How do we get Mom to move out?

4 answers | Last updated: Nov 01, 2016
A fellow caregiver asked...

My eighty three year old mother-in-law lives in our home. She has some dementia but main problem is she is mean, nasty, evil and is totally disrupting our home. My sister-in-law controls all her finances and is the only beneficiary on her small savings accounts and larger life insurance and aids her in much of her disruption. They both insist we can't make her move out. How do we handle this?

Expert Answers

Maria Basso Lipani writes a popular website on geriatric care topics, where she puts her expertise as a Licensed Clinical Social Worker to good use answering care planning questions. Maria is a graduate of Columbia University School of Social Work and is licensed in California and New York.

You and your wife have every right to have your home back if your mother-in-law's behavior and sister-in-law's interfering are intolerable. No one can force either of you to personally provide your mother-in-law with housing and care, not even the state. It is necessary, however, that you identify some alternative living arrangements to which your mother-in-law can transition. To do that, you'll first need to find out if she qualifies for Medicaid.

I've discussed Medicaid in other posts so feel free to browse, but let me nutshell-it here: Medicaid will cover the cost of a nursing home and in some rare cases, an assisted living facility. For many seniors, particularly those with dementia, nursing homes and assisted livings are the only options for housing if they cannot live with a family member. Some states offer Medicaid-funded home care but there would still be the issue of which home she would reside in if not yours.

To begin, contact your local Social Security office and find out what the income and asset limits are to receive Medicaid in your state. Keep in mind "“ and this is really important - that if your mother-in-law does not safely fall below the limits, it is still very likely that she can qualify.

If she exceeds the asset limit for example, her money can be "spent down" by paying for the first several months of the nursing home "out-of-pocket" until she reaches the limit. This would make her transition possible right now and, as an added bonus, the nursing home of your choice would love her because the out-of-pocket cost for a bed often exceeds the Medicaid reimbursement.

If she exceeds the monthly income limit she can simply pay the excess to Medicaid in order to qualify. (They'll be happy too.)

Lastly, you mentioned that your sister-in-law controls your mother-in-law's finances, etc. but did not mention if she is in fact Power of Attorney (POA) for your mother.
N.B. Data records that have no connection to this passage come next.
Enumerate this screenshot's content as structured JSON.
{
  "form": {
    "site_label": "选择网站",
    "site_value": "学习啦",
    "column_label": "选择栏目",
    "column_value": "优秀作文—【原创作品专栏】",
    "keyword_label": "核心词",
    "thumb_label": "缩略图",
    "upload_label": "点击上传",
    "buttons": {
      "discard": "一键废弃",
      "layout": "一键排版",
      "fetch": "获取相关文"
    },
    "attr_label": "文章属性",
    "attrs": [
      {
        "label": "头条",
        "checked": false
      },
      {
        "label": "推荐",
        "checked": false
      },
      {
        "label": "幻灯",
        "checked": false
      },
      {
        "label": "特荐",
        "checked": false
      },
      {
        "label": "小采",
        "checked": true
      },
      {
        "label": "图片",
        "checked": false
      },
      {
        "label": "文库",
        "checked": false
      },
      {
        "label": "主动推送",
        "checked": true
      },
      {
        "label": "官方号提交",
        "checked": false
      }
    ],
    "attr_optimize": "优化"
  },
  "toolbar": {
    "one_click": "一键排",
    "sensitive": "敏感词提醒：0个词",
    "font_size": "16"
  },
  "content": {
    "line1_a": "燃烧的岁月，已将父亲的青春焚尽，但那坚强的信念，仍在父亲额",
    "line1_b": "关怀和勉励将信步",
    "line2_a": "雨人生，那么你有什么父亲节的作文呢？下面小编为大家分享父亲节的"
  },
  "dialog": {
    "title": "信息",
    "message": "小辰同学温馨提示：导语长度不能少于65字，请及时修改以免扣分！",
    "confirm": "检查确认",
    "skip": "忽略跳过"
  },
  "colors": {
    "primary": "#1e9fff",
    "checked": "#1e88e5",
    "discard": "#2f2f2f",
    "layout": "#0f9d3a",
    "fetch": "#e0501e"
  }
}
If she is, she needs to understand that role as one of guardian just as a child under the age of 18 would have. If she thwarts your efforts to transition your mother-in-law out of your home, or continues to insist that you have no rights in this situation, I would strongly advise calling Adult Protective Services (APS) in your county. Such a call would bring a professional to the table who could instruct your sister-in-law on her duties as POA and assist in planning your mother-in-law's transition out of your home.

Community Answers

A fellow caregiver answered...

My sister's Aunt by marriage came to stay with me for a week so they could move. They moved all right. After two weeks with this person, who was of no relation to me, I tired to contact her daughters. They would not help and told me "good luck with that". She was such a destructive person anyone who had had a turn caring for her was way past done. Every agency I tried told me the same thing. Call Adult Protective Services. I tried not to because I was afraid my sister would get into legal trouble for abandoning her. Since this woman had defrauded the government on two occassions, Medicaid was not an option. APS forced Medicaid to pay the bill for her to enter a nursing home and APS became her guardian. Once in the system of Social Services, new rules apply and have to be followed. APS can and will help her find another home. Good luck with things and remember that no matter what path you take, someone will have a problem with it. Now that Auntie is gone from my home, her daughters feel I could have had more patience??? with her.

Thora answered...

Another option is finding out if she has Veteran's benefits. If she was not a veteran, she might still be covered if her spouse was a veteran. Most veteran's hospitals are primarily male oriented, but you can still get veteran's benefits if a nursing home has been VA approved. Contact VA and see what nursing home options you would have.

If the sister only has POA and not guardianship, then anyone can take her to a home and drop her off. She would then be responsible for telling the administrator where she plans to live. Perhaps if the sister only has POA, then due to mom's dementia, this daughter ought to apply for guardianship, then SHE will be the one to make the decision as to where mom is to live and the sister will be required to pay up.

Elizabethj answered...

I am sorry that you have a situation like this. Mine is similar. Demetia, rage, bad behavior, mean remarks, Why does this happen? I will pray for you and all affected by this life, we did not choose. God Bless you.